Garlic can still be planted out directly. Actually garlic responds very well to the imminent cold snap which often give them added size during their growth.  Just remember that garlic doesn’t like sitting in water so if you have heavy soil you will need an inch of sand in the base and perhaps run a dribble hole out the side. Plant the clove directly into the top and fill around with good compost to drain away any rotting possibilities. Now let it enjoy its penchant for the cold.
Seed sowing can still be done. Onions will be okay to sow towards the end of the month and they will make excellent plants and bulbs with this extra growing time at the beginning. Sow directly into seed boxes or modules in the greenhouse. Cold frames are fine if they can be kept frost free. Extra newspapers or old carpet might be needed to seal out the cold. Don’t forget to check the ventilation as winter sun can still warm up considerably under glass. Cold and dry is the ticket.
Seeding plans and purchases can be started during December if the weather is wreaking havoc with your general joie de vive. It’s now time to rake through your seed catalogues and hunt for coupons in the sideboard drawer. Planning your garden is never a bad idea and it is always handy to get your combination gardening working better each year. Dark, damp December and January days are perfect for dreaming of the first shoots of spring.

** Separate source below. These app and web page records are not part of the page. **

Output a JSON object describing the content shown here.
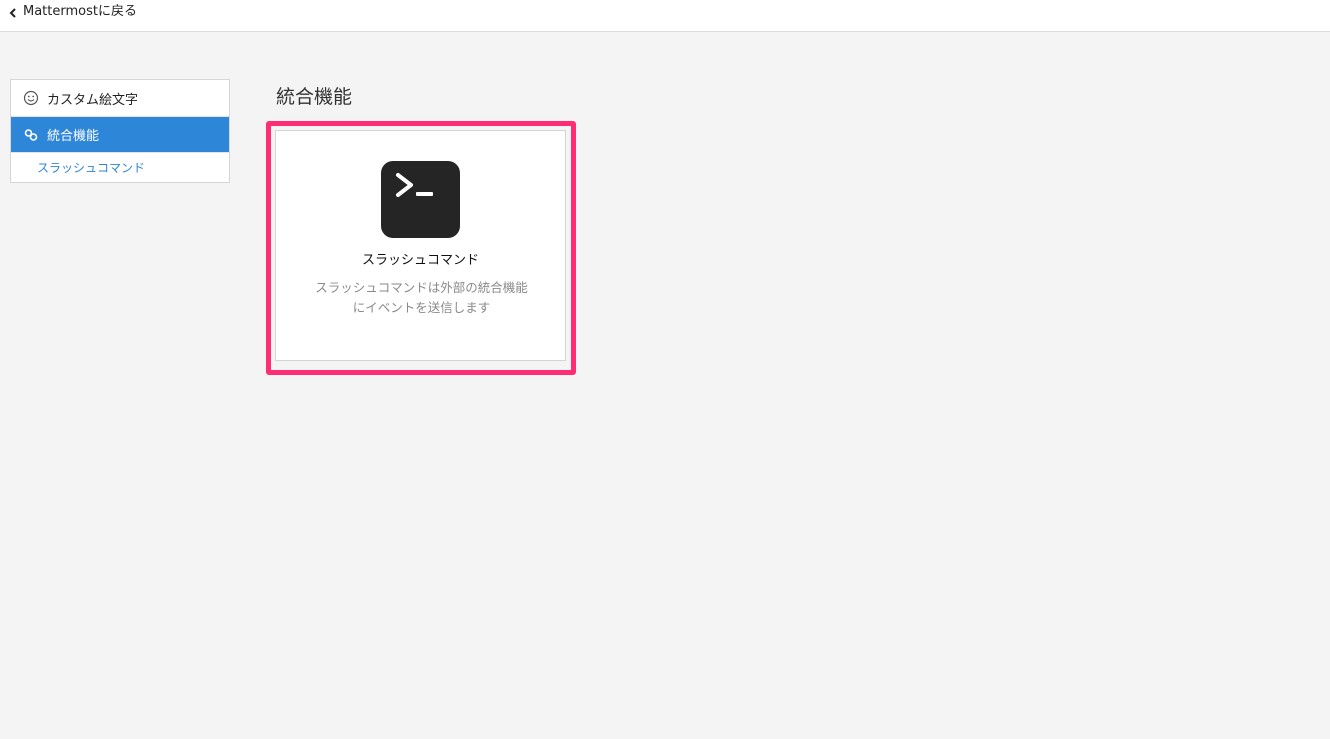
{
  "header": {
    "back_label": "Mattermostに戻る",
    "back_icon": "chevron-left-icon"
  },
  "sidebar": {
    "items": [
      {
        "label": "カスタム絵文字",
        "icon": "smiley-icon",
        "active": false
      },
      {
        "label": "統合機能",
        "icon": "link-icon",
        "active": true
      }
    ],
    "sub_items": [
      {
        "label": "スラッシュコマンド"
      }
    ]
  },
  "main": {
    "title": "統合機能",
    "cards": [
      {
        "icon": "terminal-icon",
        "title": "スラッシュコマンド",
        "desc_line1": "スラッシュコマンドは外部の統合機能",
        "desc_line2": "にイベントを送信します",
        "highlighted": true
      }
    ]
  },
  "colors": {
    "accent": "#2e86d8",
    "highlight": "#ff2d73",
    "background": "#f4f4f4",
    "icon_bg": "#252525"
  }
}
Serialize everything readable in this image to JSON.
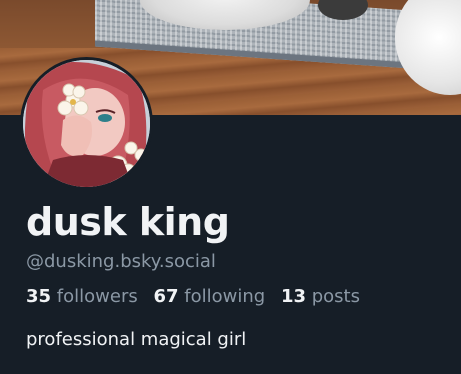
{
  "profile": {
    "display_name": "dusk king",
    "handle": "@dusking.bsky.social",
    "bio": "professional magical girl"
  },
  "stats": {
    "followers_count": "35",
    "followers_label": "followers",
    "following_count": "67",
    "following_label": "following",
    "posts_count": "13",
    "posts_label": "posts"
  },
  "colors": {
    "background": "#161e27",
    "primary_text": "#f1f3f5",
    "secondary_text": "#8b98a5"
  },
  "icons": {
    "banner": "banner-image",
    "avatar": "avatar-image"
  }
}
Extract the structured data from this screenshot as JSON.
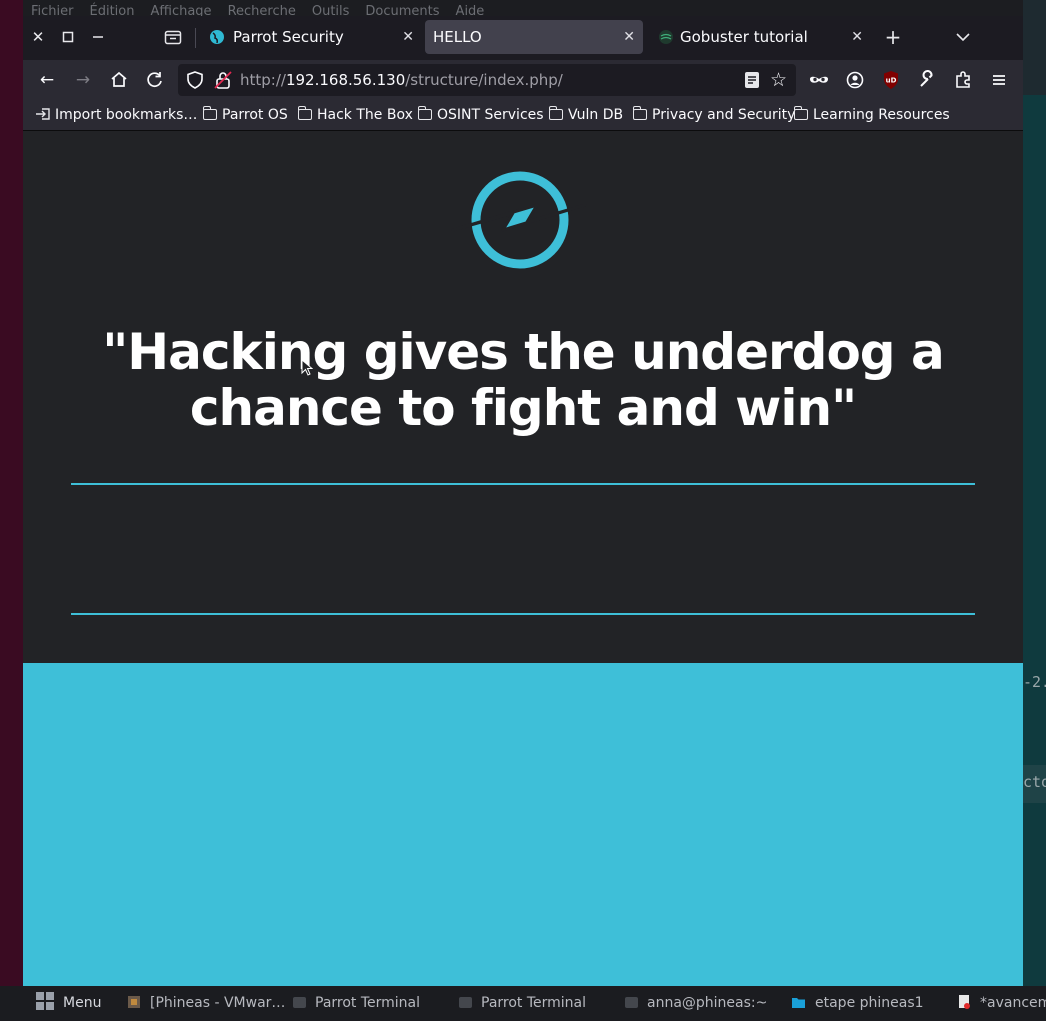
{
  "desktop_menu": [
    "Fichier",
    "Édition",
    "Affichage",
    "Recherche",
    "Outils",
    "Documents",
    "Aide"
  ],
  "terminal_right": {
    "line1": "-2.",
    "line2": "cto"
  },
  "tabs": [
    {
      "label": "Parrot Security",
      "active": false
    },
    {
      "label": "HELLO",
      "active": true
    },
    {
      "label": "Gobuster tutorial",
      "active": false
    }
  ],
  "url": {
    "prefix": "http://",
    "host": "192.168.56.130",
    "path": "/structure/index.php/"
  },
  "bookmarks": [
    {
      "label": "Import bookmarks…",
      "icon": "import-icon"
    },
    {
      "label": "Parrot OS",
      "icon": "folder-icon"
    },
    {
      "label": "Hack The Box",
      "icon": "folder-icon"
    },
    {
      "label": "OSINT Services",
      "icon": "folder-icon"
    },
    {
      "label": "Vuln DB",
      "icon": "folder-icon"
    },
    {
      "label": "Privacy and Security",
      "icon": "folder-icon"
    },
    {
      "label": "Learning Resources",
      "icon": "folder-icon"
    }
  ],
  "page": {
    "quote": "\"Hacking gives the underdog a chance to fight and win\"",
    "accent_color": "#3ebfd8",
    "dark_bg": "#222326"
  },
  "taskbar": {
    "menu_label": "Menu",
    "items": [
      {
        "label": "[Phineas - VMwar…",
        "icon": "vmware-icon"
      },
      {
        "label": "Parrot Terminal",
        "icon": "terminal-icon"
      },
      {
        "label": "Parrot Terminal",
        "icon": "terminal-icon"
      },
      {
        "label": "anna@phineas:~",
        "icon": "terminal-icon"
      },
      {
        "label": "etape phineas1",
        "icon": "folder-icon"
      },
      {
        "label": "*avancem",
        "icon": "text-editor-icon"
      }
    ]
  }
}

Fruits of Labour
Hardwood cuttings of all your soft fruit can be taken. Propagate your gooseberries, red, white and blackcurrants, and any other berries you have. Choose well ripened shoots that are sturdy enough for the ground and cut below a bud and then trim down to just above. Blackcurrants should be taken at about 9” and up to 15” for other fruits. Insert them down to half their length. Leave all buds on blackcurrants but the others should have their lower buds removed.

 

Gooseberries image

 

It is now a good time to split your rhubarb. Dig up the crowns and use your spade to split down into three or four. Leave them on the surface so they get well-frosted before planting out again during the earliest throes of spring.
Bare rooted trees and bushes can be planted and the apple and pear trees will appreciate a good pruning. Cut down and burn any fruit canes such as, raspberries, to avoid the spread of fungal diseases.

Winter Harvest
Hopefully you will soon have your sack bulging with sprouts, cabbage, parsnips and caulies. Your winter green harvest can be stored for the larder after a quick blanch before freezing. Leeks can now be pulled whenever required. Just dig some and heel them back in loosely before the ground freezes and they should keep you supplied for weeks.
Carrots can all come up to avoid disease and stored in damp sand or peat. Jerusalem artichokes, salsify and kohlrabi can all come up as well as your root supply of turnips, swede and winter radish. Endive, chicory and spinach are all now ready for the pot and when digging up your potatoes be sure to remove any rotting tubers. Look for slugs that need evicting.
All your hard work since autumn now all comes to fruition, putting smiles on faces and helping flush down the turkey attack and mince pie infestation! With a bit of luck the kids can be playing out in the snow and all your hard work can be kept to a secret satisfying feeling of another year well done.

Check Also

Spring Onion and Tomatoes

How to Grow Spring Onions

Growing Spring Onions Intro Spring onions or scallions, whatever you want to call them, they …

Leave a Reply

Your email address will not be published. Required fields are marked *